Monday May 19 2014

Uganda is not yet ready to regulate the pension sector

By Agaba Rugaba

I read with keen interest and watched in awe as Mr Morrison Rwakakamba, the presidential assistant on research and information, made arguments against the liberalisation of the pension sector in the Daily Monitor of May 9, and NTV Fourth Estate talk show on May 12 respectively. Chris Obore, a fellow panelist on the show, summed it up well when he referred to the arguments as a classic case of ideological anarchy prevalent in the NRM party and by extension the government. Though harsh on the surface, the scathing review by Obore may actually be the best description of the status quo in Uganda today on all matters economics, education, health, pensions, infrastructure development, social policy, etc.

For the last 20 or so years, social policy in Uganda has been structured to telling people that they need to bear market risks and fend for themselves. Having adopted the IMF and World Bank inspired Structural Adjustment Programmes in the 1980s, the Ugandan State pulled out of all sectors that are key to social protection such as housing, job creation, banking, healthcare, tourism, agriculture, etc. So, it is surprising that a State that has been absent from all these key facets of social policy, can now be expected to be the guarantor and overseer of the pension sector.

The URBS Act 2011 Article 5, Section 1(h) indicates promoting long-term capital development as one of its core functions! This is re-echoed by the Finance ministry’s press statement in the Daily Monitor of May 12. The key issue here is whether this long-term capital “freed up” by liberalisation of the pension sector, will be allocated to sectors and ventures that will spur “job-creation and economic growth”.

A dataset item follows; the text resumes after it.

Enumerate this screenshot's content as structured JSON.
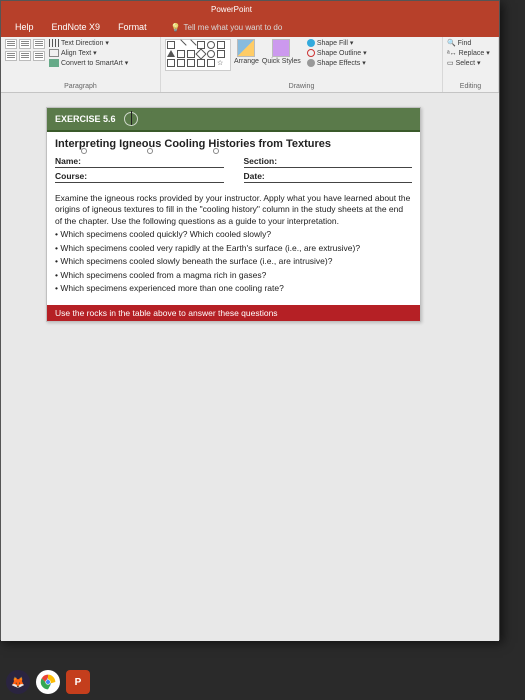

The prospects don’t indicate that this will be the case. For a long time, because of the unfettered financialisation, a lot of the long-term capital that would ideally be going into production of tangible goods and products needed for both domestic consumption and exportation has ended up in buying financial assets, such as government debt. None of these government securities are owned by local SACCOs or community cooperatives. They are majorly owned by offshore investors and banks! The pension funds will follow the same paradigm. The investment in financial assets such as fixed deposits, Treasury Bills and bonds has not generated benefits to the wider society. If you look at the banking sector, on average, 70 per cent of their asset portfolio comprises of the loan book and government securities. These assets are backed by customer deposits.

So, who are the banks lending to? According to the Bank of Uganda State of The Economy Report, March 2014, trade and commerce take the lion’s share of private sector credit. Trade and Commerce in Uganda deals primarily in importation of finished goods to sell off through wholesalers and retailers. Ideally, these banks and pension funds would be financial intermediaries, to collect spare cash (savings) in the economy and link it to the agricultural firms and industrial corporations to produce the goods we need. This would foster job creation, technology and skills transfers and generate foreign exchange by exporting to regional markets like DRC, Rwanda and South Sudan. But this is not happening.

This requires social policy, industrial policy and a developmental state akin to the Ethiopia and China model. It requires a robust ideological conviction to make that choice on what approach to adopt. We have failed to regulate the banking sector into buttressing our agricultural and industrial sectors; we are surely not ready to regulate and marshal the pension sector into providing the required long-term capital to spur agriculture and industrialisation, which are integral to job creation for millions of our youth. Jobs are the most fundamental facet of social protection.
Mr Agaba Rugaba is a civil engineer and socio-economic commentator. & Twitter: @RugabaAgaba